New scientific discoveries have put a much different perspective on our understanding of adolescent behavior. Research now suggests that the human brain is still maturing during the adolescent years. The developing brain may help explain why adolescents sometimes make decisions that are risky and can lead to safety or health concerns, including unique vulnerabilities to drug abuse. This new science can be useful in revising prevention strategies to be more effective. The emerging science of neuro-development is providing a new framework for viewing adolescent risk-taking, including decisions by young people to use alcohol and other drugs.
Underdeveloped teen brains could lead to risky behavior | Teen Pressure Cooker
Teen Brain: Behavior, Problem Solving, and Decision Making
This is the part of the brain that responds to situations with good judgment and an awareness of long-term consequences. Teens process information with the amygdala. This is the emotional part. Discussing the consequences of their actions can help teens link impulsive thinking with facts. This helps the brain make these connections and wires the brain to make this link more often. It can help to remind them of times in the past they thought would be devastating, but turned out for the best. Become familiar with things that are important to your teens.
In adults, various parts of the brain work together to evaluate choices, make decisions and act accordingly in each situation. The teenage brain doesn't appear to work like this. For comparison's sake, think of the teenage brain as an entertainment center that hasn't been fully hooked up. There are loose wires, so that the speaker system isn't working with the DVD player, which in turn hasn't been formatted to work with the television yet. And to top it all off, the remote control hasn't even arrived!

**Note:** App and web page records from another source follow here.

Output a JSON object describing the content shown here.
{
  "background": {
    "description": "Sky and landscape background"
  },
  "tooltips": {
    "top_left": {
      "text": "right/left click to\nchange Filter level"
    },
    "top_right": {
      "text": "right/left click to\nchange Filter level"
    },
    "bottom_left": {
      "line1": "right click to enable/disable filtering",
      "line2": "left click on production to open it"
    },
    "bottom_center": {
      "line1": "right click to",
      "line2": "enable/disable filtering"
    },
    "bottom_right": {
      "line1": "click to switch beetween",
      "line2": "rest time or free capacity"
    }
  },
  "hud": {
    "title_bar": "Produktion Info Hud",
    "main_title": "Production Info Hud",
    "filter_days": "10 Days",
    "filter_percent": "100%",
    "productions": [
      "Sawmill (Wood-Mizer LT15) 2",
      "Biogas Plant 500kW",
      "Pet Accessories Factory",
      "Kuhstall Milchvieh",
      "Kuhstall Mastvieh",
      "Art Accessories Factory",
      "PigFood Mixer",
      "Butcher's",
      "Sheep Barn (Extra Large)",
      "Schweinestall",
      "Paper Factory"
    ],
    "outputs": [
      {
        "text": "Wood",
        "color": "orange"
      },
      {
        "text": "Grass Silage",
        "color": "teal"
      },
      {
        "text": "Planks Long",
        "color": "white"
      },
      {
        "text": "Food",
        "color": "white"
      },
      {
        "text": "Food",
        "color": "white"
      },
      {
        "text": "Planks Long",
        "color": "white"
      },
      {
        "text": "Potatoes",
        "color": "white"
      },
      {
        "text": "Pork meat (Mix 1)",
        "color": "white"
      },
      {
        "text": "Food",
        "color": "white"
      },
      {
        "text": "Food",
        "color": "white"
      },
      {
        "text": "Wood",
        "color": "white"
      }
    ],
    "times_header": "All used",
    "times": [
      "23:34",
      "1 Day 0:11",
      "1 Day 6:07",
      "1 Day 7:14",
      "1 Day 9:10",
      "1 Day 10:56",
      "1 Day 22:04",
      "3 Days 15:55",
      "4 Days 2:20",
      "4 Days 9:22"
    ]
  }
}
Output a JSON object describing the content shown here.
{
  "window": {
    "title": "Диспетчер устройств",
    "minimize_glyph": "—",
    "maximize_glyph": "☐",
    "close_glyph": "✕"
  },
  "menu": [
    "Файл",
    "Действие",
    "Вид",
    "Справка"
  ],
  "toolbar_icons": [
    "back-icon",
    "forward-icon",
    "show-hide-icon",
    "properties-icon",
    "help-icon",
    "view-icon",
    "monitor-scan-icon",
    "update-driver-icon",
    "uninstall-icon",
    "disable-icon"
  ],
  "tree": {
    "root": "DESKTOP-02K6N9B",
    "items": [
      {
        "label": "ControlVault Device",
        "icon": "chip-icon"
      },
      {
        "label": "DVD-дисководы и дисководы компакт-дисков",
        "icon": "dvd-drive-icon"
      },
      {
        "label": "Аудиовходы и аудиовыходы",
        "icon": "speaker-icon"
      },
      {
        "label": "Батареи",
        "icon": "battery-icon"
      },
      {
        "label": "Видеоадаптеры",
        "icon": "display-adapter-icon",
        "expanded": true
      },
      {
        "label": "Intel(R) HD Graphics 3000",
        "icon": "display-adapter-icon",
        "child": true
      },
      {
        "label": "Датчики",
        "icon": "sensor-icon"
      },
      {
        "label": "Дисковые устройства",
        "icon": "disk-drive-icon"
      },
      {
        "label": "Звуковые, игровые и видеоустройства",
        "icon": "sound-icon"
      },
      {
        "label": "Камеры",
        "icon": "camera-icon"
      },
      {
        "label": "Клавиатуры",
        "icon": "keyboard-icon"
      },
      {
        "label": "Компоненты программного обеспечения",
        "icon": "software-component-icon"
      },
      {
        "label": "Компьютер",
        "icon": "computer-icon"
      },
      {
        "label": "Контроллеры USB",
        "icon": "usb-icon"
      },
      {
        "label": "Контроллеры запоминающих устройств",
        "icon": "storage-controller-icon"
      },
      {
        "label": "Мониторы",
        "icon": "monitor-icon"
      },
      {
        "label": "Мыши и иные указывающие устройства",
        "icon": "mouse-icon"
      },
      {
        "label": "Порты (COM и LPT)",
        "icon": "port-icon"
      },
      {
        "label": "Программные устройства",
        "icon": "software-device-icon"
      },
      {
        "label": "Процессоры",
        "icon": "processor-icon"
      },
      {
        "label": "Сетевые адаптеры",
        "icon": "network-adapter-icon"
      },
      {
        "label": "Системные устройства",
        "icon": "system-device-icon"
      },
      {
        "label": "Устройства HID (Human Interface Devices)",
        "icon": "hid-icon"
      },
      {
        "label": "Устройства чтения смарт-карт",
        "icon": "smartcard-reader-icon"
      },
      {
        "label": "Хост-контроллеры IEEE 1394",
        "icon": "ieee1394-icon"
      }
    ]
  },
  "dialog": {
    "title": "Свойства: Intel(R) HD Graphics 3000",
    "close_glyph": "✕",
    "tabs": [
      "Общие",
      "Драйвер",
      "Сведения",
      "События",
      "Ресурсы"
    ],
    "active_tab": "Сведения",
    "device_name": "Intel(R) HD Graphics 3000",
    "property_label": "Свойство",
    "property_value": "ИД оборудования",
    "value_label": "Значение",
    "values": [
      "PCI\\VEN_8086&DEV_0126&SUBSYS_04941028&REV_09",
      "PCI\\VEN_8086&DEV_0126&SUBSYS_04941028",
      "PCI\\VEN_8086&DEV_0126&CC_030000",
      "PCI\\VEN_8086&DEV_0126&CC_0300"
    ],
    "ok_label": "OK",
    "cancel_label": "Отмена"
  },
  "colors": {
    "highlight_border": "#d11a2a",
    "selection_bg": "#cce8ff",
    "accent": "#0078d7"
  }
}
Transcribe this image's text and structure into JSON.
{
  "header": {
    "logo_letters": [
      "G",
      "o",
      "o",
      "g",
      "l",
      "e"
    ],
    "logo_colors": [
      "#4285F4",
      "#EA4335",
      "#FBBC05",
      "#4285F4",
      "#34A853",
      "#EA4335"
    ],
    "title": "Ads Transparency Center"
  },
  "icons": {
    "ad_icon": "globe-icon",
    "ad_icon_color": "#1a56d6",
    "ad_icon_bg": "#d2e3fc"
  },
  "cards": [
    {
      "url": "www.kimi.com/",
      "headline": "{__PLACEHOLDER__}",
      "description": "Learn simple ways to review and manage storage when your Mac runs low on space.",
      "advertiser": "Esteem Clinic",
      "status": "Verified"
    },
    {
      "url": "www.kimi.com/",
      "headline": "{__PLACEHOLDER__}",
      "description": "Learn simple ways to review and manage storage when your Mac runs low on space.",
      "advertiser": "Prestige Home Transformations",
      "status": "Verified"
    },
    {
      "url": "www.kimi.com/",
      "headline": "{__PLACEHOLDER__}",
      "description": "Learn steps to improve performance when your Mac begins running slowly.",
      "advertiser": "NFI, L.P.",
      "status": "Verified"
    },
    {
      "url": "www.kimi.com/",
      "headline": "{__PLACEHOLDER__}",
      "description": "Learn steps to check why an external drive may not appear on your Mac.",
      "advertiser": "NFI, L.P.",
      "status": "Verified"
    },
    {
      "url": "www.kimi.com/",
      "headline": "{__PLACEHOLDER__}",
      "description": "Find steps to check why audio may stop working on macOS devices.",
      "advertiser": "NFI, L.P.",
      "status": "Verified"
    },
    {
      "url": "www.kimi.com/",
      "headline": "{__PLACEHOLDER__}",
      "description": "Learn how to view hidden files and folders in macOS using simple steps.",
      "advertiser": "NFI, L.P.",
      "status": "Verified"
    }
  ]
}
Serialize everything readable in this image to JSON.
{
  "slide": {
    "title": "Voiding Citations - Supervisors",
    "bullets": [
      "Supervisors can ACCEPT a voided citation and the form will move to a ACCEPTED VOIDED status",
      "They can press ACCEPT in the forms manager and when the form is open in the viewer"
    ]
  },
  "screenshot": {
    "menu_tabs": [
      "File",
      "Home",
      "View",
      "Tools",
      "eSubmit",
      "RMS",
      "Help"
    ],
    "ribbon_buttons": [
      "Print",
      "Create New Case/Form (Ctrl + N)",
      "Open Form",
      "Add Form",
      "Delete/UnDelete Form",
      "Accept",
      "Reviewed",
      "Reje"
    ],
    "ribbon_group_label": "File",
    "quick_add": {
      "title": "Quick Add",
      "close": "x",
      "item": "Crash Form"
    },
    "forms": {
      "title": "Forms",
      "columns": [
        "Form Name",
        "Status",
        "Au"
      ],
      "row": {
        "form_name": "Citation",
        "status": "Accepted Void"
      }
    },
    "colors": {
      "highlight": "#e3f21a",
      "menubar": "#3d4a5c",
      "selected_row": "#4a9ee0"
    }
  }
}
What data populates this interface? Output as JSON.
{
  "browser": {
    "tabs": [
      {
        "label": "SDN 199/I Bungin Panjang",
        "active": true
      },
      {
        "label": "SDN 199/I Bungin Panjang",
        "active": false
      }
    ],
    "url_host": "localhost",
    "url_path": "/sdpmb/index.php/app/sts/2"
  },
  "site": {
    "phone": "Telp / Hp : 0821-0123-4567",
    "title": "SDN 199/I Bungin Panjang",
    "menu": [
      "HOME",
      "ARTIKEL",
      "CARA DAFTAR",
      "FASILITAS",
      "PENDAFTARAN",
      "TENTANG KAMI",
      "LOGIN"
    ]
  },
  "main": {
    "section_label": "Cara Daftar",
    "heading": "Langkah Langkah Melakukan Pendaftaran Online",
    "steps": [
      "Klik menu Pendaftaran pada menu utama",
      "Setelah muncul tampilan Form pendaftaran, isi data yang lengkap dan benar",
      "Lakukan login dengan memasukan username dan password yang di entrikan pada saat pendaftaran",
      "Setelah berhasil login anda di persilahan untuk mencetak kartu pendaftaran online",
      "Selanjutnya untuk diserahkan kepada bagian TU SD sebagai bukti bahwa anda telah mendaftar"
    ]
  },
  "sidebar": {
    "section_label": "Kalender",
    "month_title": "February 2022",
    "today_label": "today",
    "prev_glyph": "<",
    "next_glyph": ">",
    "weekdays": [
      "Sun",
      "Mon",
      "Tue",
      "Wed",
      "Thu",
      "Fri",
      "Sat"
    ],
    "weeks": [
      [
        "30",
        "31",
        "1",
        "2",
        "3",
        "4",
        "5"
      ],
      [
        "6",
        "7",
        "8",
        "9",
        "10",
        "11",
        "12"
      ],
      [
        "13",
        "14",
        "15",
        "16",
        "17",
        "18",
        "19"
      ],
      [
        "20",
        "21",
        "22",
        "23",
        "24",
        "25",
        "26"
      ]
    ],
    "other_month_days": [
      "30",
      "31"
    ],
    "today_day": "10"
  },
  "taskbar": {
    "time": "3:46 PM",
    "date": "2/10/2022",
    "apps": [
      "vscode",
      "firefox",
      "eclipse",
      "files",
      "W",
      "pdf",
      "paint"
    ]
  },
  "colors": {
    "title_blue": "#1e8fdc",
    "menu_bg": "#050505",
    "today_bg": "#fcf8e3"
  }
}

But the brain still needs a lot of remodelling before it can function as an adult brain. Some brain changes happen before puberty, and some continue long after. Brain change depends on age, experience and hormonal changes in puberty. At the same time, other connections are strengthened.